→ **Record set**:
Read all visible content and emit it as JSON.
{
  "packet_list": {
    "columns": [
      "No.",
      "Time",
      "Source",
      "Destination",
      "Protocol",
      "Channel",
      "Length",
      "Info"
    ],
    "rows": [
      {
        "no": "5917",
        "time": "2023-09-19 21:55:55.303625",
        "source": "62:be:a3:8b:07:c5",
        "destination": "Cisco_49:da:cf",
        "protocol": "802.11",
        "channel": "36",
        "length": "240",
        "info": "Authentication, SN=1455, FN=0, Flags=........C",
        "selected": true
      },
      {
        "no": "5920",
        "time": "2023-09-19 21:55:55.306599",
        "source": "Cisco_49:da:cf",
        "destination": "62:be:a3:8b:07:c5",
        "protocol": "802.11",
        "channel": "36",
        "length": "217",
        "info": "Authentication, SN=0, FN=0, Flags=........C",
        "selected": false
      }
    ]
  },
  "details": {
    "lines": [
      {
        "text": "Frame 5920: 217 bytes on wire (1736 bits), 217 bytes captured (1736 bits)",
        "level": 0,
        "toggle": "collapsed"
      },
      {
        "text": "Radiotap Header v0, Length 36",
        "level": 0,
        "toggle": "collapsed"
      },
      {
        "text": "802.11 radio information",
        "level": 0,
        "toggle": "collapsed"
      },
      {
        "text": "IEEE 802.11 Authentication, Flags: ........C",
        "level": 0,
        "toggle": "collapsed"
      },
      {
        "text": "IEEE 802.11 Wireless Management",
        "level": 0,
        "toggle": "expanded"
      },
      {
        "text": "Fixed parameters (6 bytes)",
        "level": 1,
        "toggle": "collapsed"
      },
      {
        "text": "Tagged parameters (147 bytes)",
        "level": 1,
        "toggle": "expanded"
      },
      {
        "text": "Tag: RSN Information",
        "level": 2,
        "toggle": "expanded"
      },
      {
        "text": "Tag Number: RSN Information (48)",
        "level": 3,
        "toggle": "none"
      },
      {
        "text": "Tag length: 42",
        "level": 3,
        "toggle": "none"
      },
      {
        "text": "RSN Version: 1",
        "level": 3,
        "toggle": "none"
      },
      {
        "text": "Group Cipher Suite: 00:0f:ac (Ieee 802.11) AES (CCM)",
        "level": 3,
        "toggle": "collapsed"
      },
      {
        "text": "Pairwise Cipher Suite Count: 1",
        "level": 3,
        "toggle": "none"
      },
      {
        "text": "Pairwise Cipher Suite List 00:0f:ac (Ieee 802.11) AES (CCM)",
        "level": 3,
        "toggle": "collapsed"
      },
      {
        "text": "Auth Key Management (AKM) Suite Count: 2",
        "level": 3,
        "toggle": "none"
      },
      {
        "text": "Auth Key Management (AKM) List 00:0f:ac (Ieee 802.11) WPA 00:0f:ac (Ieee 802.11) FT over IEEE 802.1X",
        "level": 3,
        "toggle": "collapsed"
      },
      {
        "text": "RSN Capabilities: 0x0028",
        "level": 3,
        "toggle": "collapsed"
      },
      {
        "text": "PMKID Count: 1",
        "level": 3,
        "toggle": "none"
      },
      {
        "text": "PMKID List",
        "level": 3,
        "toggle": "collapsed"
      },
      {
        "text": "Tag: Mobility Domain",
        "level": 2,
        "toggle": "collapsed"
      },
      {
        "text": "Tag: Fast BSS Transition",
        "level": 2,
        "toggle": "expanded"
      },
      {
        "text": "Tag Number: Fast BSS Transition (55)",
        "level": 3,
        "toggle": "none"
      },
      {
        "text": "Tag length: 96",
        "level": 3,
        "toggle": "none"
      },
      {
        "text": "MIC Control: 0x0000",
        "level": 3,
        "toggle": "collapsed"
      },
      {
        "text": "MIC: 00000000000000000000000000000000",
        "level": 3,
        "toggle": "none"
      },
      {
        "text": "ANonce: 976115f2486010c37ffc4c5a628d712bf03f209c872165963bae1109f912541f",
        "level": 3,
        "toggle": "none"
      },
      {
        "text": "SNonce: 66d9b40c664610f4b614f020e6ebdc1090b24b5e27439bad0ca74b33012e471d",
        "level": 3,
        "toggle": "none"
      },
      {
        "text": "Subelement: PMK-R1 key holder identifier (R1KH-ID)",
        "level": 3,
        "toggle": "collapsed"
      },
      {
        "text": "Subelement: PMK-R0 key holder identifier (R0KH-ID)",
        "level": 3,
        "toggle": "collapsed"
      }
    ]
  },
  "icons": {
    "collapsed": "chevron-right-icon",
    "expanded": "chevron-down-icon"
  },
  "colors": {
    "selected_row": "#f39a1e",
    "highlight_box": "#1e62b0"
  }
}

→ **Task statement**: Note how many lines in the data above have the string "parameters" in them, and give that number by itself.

→ **Finished task**: 2